The University of Otago have recently acquired the Leica BKL2GO handheld scanner. This scanner – believed to be one of Dunedin’s first – can record the exact size of each building and the spaces inside it, along with the location of assets that need maintaining or testing regularly, including heat pumps, lifts, pest traps, fire extinguishers, emergency lighting, and water valves.

The BLK2GO is producing virtual 3D images of University buildings to within +/- 6mm while simultaneously taking 270-degree photos, to create a treasure trove of valuable information, Building Information and Compliance Manager Rob Wilks says.
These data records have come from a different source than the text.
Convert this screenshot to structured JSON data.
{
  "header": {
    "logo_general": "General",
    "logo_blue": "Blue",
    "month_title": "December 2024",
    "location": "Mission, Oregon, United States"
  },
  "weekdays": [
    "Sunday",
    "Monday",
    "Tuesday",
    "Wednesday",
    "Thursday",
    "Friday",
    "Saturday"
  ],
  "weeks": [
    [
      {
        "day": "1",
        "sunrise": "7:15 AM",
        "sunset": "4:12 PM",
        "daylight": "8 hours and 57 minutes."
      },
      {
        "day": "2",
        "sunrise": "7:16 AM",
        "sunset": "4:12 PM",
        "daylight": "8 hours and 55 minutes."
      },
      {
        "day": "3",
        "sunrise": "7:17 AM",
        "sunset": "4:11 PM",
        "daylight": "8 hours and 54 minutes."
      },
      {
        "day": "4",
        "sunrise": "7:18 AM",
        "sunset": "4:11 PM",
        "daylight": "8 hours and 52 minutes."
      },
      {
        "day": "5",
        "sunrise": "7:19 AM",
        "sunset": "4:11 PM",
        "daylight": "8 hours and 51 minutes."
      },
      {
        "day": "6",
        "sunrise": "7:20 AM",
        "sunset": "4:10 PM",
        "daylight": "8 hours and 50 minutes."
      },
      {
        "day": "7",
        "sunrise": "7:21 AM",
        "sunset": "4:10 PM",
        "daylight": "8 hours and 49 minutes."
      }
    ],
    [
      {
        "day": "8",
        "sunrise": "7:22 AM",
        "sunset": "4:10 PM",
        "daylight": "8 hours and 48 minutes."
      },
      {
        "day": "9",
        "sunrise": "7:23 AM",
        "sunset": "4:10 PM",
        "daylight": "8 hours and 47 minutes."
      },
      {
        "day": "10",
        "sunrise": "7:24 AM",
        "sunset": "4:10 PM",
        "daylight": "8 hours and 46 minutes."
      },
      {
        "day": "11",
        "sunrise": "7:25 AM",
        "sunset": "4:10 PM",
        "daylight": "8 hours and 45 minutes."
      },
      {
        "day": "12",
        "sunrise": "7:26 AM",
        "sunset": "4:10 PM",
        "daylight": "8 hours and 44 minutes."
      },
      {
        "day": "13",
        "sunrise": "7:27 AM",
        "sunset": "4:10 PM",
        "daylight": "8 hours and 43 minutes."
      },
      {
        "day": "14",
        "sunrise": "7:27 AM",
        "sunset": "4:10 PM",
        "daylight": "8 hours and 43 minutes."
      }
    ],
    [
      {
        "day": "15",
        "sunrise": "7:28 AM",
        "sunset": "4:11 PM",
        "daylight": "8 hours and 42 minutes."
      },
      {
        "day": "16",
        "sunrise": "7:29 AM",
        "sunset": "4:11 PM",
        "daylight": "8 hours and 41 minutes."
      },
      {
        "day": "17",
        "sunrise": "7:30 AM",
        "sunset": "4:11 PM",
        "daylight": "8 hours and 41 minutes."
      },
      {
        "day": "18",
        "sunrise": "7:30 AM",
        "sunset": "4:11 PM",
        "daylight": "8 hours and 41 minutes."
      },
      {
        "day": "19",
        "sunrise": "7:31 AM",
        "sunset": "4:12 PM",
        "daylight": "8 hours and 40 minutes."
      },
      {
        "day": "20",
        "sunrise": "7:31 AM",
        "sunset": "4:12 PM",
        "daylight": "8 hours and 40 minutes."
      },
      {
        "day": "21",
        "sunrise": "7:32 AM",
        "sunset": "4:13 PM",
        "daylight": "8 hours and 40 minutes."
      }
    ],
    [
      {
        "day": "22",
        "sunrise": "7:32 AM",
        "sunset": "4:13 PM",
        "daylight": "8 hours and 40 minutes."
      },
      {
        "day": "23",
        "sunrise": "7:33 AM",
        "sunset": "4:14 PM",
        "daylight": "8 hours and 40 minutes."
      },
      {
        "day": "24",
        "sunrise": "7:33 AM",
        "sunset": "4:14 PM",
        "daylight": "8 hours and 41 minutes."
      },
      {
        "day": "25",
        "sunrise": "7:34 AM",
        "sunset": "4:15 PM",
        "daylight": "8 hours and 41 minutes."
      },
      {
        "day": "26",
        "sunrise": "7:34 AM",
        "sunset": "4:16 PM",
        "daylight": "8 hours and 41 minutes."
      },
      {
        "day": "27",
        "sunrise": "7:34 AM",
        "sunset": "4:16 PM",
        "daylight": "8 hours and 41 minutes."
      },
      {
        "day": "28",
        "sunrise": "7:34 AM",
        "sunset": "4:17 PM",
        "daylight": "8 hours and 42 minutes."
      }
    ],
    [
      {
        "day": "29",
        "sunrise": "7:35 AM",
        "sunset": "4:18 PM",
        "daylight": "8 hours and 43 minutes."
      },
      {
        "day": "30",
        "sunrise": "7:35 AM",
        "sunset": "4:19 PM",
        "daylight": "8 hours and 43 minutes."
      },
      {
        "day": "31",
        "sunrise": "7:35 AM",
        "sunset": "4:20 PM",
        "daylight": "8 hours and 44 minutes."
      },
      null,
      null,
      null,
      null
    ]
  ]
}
On the scans and photos, each asset can be geo-tagged (to pinpoint its geographical location) and relevant information added, including the type of ventilation unit in the images, its age, the size of its filters, and when those filters need to be replaced.

When loaded into University software, the information can show the location of a specific component in each identical asset, the location of those components in every building University-wide, and when maintenance needs to be done on those components.

The handheld Leica BLK2GO scanner – winner of the American Consumer Technology Association’s Best of Innovation award in 2020 – is a vital part of creating a single digital centralised asset management system, Mr Wilks says.

Every asset management system must be based on robust information and having the Leica BLK2GO scanner radically increases the accuracy and detail of information about the University’s 800-plus buildings that cover almost 222,000 square metres. Staff can check the scanners’ measurements against existing records – a recent scan of the Hercus Building revealed the lift shaft is half a metre away from the location shown on historical plans.

Speed & Efficiency
The scanner’s laser measures millions of points to produce a dimensionally accurate 3D digital model faster than staff can measure – instead of them working for several hours in the three-level 3180 gross square metre Property Services Division building in Albany Street, the new device could scan and photograph it in about 90 minutes, Mr Wilks estimates.

The scanner houses a 360° rotating LiDAR laser, three cameras, and an internal measurement unit similar to a gyroscope which lets the scanner ‘know’ its exact relative location wherever it is inside or outside a building.

Whats next?
Property Services Division Director Dean Macaulay says: “This acquisition of the Leica BLK2GO scanner is an integral part of Property Services’ maturity journey. With a large portfolio of deferred maintenance and a limited budget to address that in the short term, applications such as this, provide improved data for better decision making and planning in the short, medium and long term.”
The team identified the new system with help from Lennon Bedford at Global Survey and Richard Hemi at the School of Surveying and is looking forward to further collaboration with the school.

This story originally appeared on the University of Otago’s website (credit author – Gail Goodger), was published by the Otago Daily Times and is republished here with permission.